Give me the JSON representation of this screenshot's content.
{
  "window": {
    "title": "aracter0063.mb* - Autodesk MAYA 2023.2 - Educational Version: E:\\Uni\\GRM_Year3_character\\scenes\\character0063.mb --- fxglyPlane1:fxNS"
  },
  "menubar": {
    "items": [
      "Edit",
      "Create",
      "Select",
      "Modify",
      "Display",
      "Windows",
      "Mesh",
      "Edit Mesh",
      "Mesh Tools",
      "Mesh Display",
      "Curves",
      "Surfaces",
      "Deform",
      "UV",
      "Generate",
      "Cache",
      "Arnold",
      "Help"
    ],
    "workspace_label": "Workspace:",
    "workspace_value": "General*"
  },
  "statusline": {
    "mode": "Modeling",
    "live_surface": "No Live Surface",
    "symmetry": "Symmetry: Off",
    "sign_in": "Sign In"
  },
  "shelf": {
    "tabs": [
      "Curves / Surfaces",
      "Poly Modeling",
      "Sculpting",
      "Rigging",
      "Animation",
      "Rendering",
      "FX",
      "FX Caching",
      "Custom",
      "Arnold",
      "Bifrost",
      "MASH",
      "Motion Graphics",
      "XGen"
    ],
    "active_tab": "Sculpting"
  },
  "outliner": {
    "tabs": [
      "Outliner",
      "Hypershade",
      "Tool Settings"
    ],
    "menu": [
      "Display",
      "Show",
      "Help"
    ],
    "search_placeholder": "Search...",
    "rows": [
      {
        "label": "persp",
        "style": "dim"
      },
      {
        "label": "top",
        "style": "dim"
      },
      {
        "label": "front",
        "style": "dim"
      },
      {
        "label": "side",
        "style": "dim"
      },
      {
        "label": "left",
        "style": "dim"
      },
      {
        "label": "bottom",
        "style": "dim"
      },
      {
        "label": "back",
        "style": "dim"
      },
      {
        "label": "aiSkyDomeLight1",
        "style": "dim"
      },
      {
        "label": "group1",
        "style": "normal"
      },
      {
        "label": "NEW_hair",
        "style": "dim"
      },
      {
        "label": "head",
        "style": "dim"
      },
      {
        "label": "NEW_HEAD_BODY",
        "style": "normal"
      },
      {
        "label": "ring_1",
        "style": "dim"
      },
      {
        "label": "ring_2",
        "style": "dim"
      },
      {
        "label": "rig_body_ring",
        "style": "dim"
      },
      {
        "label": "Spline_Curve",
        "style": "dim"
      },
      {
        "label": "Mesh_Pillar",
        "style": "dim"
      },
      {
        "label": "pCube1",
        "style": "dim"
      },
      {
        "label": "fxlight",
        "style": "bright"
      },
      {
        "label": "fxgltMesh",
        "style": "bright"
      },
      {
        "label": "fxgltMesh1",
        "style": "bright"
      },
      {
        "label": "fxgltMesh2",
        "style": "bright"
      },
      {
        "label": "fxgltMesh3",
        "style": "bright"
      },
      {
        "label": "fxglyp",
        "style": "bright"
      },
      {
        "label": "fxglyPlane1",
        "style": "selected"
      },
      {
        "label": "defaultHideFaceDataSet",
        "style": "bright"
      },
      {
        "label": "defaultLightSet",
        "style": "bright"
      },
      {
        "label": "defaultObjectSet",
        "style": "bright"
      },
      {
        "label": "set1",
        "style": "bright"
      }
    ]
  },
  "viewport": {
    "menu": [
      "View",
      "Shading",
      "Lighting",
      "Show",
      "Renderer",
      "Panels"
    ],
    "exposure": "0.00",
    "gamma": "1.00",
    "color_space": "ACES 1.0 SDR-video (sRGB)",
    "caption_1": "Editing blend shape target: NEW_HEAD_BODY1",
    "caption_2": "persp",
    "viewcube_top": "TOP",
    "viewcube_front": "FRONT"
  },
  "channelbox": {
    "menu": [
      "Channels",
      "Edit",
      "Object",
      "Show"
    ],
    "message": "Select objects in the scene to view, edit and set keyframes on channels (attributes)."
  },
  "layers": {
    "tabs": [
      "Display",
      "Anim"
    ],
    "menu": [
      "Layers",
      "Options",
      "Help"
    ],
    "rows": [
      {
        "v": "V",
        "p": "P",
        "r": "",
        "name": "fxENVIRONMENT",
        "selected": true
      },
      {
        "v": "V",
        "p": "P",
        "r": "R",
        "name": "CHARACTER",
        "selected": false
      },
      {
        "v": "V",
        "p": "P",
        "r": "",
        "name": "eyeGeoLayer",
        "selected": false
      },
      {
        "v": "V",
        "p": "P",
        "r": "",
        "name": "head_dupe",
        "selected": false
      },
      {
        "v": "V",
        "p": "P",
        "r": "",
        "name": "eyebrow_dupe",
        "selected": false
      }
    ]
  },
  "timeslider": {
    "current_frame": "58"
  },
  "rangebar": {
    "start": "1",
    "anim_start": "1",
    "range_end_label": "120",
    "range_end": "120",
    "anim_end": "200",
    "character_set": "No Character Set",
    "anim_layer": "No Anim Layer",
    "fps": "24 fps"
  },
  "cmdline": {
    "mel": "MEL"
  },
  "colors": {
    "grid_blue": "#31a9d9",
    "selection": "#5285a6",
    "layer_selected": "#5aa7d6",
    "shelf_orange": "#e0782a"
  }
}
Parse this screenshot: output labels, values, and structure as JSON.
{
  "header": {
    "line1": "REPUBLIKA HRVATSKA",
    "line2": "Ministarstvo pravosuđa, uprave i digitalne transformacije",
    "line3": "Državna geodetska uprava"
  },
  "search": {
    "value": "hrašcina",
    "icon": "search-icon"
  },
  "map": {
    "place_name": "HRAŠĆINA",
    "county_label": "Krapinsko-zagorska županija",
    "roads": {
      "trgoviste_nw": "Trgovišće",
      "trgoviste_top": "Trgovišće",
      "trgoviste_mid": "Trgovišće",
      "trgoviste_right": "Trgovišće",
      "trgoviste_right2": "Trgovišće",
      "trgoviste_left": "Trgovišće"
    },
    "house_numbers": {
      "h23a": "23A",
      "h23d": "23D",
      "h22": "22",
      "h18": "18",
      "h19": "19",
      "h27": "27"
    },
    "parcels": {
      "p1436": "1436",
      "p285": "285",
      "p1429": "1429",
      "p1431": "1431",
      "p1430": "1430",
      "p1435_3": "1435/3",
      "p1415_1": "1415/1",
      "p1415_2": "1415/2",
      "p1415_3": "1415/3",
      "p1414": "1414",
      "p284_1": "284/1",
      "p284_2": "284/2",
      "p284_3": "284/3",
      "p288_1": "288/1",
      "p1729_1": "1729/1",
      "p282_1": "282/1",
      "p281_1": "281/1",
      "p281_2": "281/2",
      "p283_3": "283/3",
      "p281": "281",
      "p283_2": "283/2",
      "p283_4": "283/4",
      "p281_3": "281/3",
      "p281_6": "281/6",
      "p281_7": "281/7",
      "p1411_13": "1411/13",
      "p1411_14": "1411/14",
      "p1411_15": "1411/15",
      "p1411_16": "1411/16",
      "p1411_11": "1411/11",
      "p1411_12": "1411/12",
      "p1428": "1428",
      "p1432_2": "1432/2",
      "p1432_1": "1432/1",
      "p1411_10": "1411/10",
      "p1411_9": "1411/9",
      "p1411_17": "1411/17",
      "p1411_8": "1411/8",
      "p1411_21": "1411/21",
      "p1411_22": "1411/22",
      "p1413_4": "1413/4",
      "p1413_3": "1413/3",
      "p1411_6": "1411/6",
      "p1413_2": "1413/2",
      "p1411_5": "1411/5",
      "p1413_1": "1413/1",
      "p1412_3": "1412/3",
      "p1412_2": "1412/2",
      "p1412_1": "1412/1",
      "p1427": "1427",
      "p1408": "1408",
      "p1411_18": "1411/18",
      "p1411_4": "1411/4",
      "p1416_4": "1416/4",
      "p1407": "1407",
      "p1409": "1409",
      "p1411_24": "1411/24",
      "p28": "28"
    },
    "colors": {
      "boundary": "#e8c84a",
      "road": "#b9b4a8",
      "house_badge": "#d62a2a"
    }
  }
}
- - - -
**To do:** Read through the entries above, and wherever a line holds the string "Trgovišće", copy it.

**Solution below:**
      "trgoviste_nw": "Trgovišće",
      "trgoviste_top": "Trgovišće",
      "trgoviste_mid": "Trgovišće",
      "trgoviste_right": "Trgovišće",
      "trgoviste_right2": "Trgovišće",
      "trgoviste_left": "Trgovišće"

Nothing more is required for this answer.